Data records for software interfaces:
========================
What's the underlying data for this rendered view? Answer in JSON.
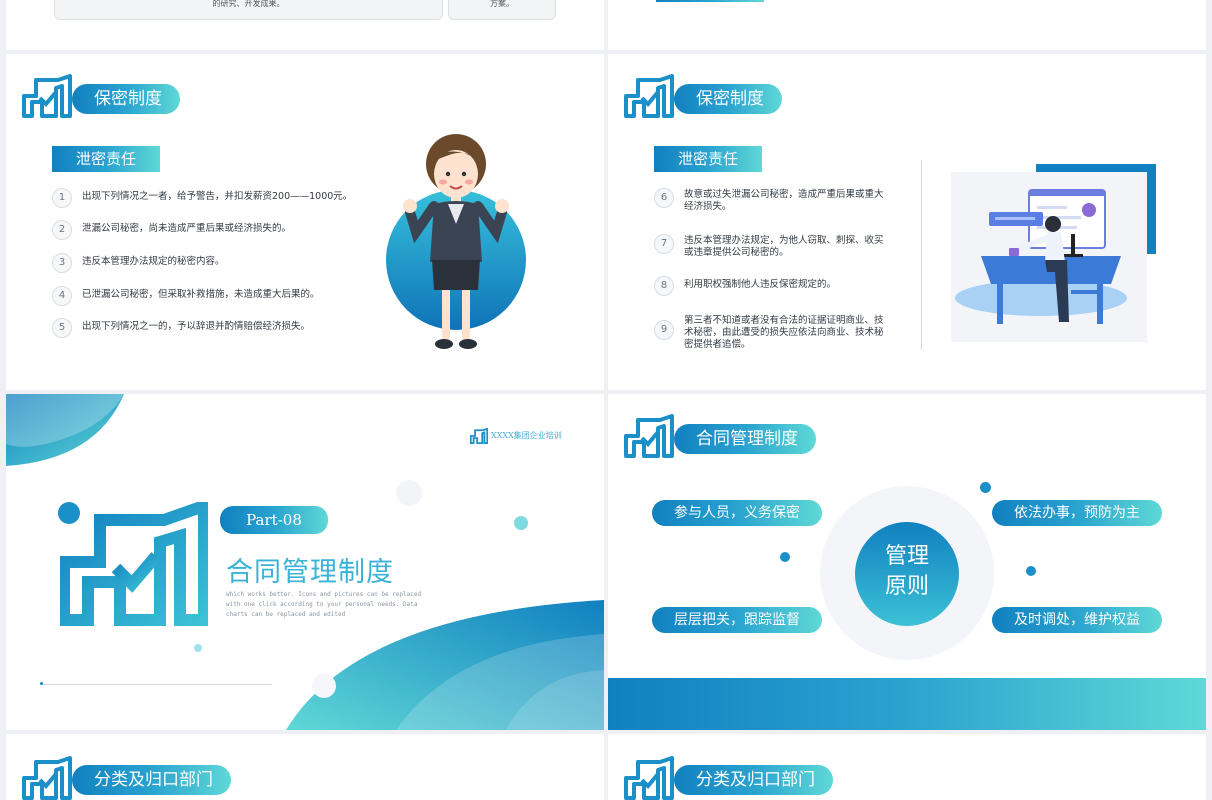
{
  "top_strip": {
    "left_box_text": "的研究、开发成果。",
    "right_box_text": "方案。"
  },
  "slide1": {
    "title": "保密制度",
    "subtitle": "泄密责任",
    "items": [
      {
        "num": "1",
        "text": "出现下列情况之一者，给予警告，并扣发薪资200——1000元。"
      },
      {
        "num": "2",
        "text": "泄漏公司秘密，尚未造成严重后果或经济损失的。"
      },
      {
        "num": "3",
        "text": "违反本管理办法规定的秘密内容。"
      },
      {
        "num": "4",
        "text": "已泄漏公司秘密，但采取补救措施，未造成重大后果的。"
      },
      {
        "num": "5",
        "text": "出现下列情况之一的，予以辞退并酌情赔偿经济损失。"
      }
    ]
  },
  "slide2": {
    "title": "保密制度",
    "subtitle": "泄密责任",
    "items": [
      {
        "num": "6",
        "line1": "故意或过失泄漏公司秘密，造成严重后果或重大",
        "line2": "经济损失。",
        "line3": ""
      },
      {
        "num": "7",
        "line1": "违反本管理办法规定，为他人窃取、刺探、收买",
        "line2": "或违章提供公司秘密的。",
        "line3": ""
      },
      {
        "num": "8",
        "line1": "利用职权强制他人违反保密规定的。",
        "line2": "",
        "line3": ""
      },
      {
        "num": "9",
        "line1": "第三者不知道或者没有合法的证据证明商业、技",
        "line2": "术秘密，由此遭受的损失应依法向商业、技术秘",
        "line3": "密提供者追偿。"
      }
    ]
  },
  "slide3": {
    "brand": "XXXX集团企业培训",
    "part": "Part-08",
    "heading": "合同管理制度",
    "desc1": "which works better. Icons and pictures can be replaced",
    "desc2": "with one click according to your personal needs. Data",
    "desc3": "charts can be replaced and edited"
  },
  "slide4": {
    "title": "合同管理制度",
    "center_line1": "管理",
    "center_line2": "原则",
    "pills": [
      "参与人员，义务保密",
      "依法办事，预防为主",
      "层层把关，跟踪监督",
      "及时调处，维护权益"
    ]
  },
  "slide5": {
    "title": "分类及归口部门"
  },
  "slide6": {
    "title": "分类及归口部门"
  },
  "colors": {
    "primary": "#1180c0",
    "accent": "#5fd8d6"
  }
}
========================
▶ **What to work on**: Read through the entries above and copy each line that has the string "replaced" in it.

▶ **Task response**:
    "desc1": "which works better. Icons and pictures can be replaced",
    "desc3": "charts can be replaced and edited"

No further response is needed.